Task goal
Go through the data below and gather each line containing "name".

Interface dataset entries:
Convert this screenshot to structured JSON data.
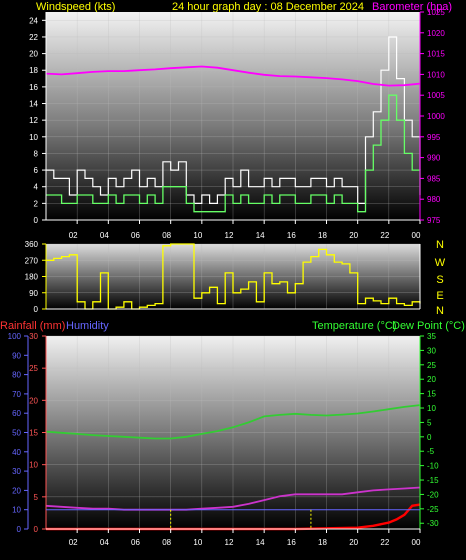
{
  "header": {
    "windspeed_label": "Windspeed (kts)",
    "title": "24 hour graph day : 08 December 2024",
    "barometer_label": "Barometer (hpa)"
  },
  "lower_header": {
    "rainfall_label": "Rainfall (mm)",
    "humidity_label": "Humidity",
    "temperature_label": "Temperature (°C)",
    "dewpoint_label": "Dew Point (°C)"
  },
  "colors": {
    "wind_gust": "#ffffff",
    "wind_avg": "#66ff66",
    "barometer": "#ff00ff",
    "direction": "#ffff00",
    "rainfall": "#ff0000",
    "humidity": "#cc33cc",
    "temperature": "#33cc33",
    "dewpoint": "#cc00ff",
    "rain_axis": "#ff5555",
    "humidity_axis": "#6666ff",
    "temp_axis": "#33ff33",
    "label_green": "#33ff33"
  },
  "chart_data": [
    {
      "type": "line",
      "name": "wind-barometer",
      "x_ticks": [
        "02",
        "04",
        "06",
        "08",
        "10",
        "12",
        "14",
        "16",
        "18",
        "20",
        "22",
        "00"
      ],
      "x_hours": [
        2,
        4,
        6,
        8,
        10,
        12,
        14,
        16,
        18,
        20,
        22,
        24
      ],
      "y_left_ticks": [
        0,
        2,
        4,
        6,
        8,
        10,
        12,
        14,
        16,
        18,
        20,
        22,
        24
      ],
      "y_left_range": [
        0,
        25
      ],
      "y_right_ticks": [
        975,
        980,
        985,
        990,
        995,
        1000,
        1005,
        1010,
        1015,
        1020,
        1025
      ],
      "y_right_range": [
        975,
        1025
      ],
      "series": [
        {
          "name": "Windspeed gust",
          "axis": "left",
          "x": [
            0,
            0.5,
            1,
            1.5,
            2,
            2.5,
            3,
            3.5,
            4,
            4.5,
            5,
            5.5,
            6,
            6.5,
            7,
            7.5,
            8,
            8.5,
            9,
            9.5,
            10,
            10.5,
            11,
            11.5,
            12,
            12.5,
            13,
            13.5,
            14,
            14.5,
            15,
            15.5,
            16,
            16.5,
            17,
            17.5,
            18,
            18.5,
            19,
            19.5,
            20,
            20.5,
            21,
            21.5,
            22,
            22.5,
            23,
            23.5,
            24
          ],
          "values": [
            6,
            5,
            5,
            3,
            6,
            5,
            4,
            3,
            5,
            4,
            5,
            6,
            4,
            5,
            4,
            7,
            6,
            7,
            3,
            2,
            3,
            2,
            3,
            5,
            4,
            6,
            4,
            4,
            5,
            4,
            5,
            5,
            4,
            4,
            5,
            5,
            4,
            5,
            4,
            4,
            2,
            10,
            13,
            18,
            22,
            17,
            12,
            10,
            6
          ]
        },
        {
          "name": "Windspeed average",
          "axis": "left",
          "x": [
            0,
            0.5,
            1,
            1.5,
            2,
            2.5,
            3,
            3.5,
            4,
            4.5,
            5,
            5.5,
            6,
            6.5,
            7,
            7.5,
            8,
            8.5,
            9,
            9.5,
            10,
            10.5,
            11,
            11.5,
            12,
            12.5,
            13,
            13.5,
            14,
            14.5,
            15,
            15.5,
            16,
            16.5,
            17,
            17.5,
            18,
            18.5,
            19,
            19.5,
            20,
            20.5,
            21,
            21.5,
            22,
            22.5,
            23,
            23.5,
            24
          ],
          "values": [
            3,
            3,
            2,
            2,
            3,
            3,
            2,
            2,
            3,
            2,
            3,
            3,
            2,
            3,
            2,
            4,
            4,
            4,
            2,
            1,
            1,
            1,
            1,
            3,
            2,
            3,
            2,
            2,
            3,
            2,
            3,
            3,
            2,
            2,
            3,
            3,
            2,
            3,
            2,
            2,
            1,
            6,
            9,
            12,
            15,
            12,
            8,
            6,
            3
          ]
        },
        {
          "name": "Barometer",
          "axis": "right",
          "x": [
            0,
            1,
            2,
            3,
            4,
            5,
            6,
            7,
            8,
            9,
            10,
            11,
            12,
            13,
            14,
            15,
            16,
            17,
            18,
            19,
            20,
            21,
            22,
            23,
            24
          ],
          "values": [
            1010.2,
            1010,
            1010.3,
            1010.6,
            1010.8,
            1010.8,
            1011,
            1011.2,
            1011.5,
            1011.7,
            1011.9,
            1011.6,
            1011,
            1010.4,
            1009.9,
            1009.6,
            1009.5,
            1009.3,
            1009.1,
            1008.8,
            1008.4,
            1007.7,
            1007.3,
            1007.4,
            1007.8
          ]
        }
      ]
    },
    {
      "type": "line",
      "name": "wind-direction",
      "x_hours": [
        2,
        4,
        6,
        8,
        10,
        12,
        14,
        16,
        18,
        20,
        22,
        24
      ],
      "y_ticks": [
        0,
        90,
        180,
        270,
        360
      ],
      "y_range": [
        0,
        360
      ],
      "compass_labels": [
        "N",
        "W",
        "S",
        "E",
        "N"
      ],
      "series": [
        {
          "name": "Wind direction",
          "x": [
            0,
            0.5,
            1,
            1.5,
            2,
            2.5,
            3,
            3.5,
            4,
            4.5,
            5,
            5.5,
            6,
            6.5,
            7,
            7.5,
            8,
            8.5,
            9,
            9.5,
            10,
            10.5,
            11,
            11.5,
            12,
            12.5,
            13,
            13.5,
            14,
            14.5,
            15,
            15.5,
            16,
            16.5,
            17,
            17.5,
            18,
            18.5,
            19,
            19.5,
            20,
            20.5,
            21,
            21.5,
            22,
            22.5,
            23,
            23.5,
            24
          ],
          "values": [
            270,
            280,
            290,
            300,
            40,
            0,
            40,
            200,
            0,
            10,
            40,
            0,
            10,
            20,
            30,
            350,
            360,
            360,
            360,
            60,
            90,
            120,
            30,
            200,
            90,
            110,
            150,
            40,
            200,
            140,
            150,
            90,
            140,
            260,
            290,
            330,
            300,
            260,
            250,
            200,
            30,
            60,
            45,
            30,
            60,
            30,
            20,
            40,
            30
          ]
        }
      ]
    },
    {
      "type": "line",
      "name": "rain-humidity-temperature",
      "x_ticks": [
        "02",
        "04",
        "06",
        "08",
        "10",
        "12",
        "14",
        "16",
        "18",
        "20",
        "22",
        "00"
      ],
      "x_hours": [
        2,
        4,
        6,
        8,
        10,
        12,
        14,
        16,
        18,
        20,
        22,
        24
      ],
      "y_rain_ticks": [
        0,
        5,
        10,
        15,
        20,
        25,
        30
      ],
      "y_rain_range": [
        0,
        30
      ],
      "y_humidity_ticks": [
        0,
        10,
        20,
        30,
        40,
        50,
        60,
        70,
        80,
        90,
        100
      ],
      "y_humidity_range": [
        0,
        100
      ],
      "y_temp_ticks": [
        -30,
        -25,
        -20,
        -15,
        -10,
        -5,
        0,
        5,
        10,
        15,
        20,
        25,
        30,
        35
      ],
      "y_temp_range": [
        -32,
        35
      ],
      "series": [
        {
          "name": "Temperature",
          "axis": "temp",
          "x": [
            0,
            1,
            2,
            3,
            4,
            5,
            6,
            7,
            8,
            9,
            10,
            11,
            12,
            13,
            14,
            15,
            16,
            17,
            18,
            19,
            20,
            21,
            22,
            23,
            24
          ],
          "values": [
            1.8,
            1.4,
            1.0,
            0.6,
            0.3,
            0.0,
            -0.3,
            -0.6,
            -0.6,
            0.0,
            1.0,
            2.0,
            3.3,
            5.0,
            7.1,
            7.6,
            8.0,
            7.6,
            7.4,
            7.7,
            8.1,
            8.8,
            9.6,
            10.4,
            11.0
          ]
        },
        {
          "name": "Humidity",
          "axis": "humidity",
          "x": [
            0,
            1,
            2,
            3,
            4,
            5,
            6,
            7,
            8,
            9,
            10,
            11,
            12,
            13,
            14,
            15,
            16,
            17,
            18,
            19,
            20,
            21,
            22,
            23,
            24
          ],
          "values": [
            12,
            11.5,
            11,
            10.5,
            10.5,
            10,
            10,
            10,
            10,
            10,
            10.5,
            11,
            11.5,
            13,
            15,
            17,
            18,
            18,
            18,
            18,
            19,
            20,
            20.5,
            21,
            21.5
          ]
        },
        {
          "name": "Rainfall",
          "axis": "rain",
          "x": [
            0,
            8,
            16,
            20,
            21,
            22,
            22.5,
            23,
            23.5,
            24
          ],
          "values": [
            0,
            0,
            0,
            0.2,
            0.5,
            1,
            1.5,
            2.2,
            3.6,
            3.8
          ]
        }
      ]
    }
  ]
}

Worked solution
      "name": "wind-barometer",
          "name": "Windspeed gust",
          "name": "Windspeed average",
          "name": "Barometer",
      "name": "wind-direction",
          "name": "Wind direction",
      "name": "rain-humidity-temperature",
          "name": "Temperature",
          "name": "Humidity",
          "name": "Rainfall",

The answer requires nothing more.